Top of Dataset entries
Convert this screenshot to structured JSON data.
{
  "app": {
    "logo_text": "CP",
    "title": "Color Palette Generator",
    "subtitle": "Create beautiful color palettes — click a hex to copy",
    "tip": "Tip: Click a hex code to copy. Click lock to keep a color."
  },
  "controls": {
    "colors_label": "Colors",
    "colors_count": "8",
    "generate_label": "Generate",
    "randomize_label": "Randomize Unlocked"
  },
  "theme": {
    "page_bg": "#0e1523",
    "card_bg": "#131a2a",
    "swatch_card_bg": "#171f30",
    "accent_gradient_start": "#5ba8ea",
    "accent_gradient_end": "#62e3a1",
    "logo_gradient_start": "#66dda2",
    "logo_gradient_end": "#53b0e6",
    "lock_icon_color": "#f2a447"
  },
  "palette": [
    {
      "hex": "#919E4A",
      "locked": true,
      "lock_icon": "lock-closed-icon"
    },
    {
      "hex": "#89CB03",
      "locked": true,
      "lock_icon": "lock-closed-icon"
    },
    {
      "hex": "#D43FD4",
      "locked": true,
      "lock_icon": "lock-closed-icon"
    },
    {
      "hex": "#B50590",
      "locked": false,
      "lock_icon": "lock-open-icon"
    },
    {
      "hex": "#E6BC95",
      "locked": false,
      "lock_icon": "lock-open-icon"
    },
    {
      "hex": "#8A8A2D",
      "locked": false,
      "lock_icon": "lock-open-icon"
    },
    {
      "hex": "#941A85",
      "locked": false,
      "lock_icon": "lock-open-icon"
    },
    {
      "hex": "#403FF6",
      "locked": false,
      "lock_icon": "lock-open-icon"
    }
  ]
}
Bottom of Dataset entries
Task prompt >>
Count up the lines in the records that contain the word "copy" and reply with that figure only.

Exercise output >>
2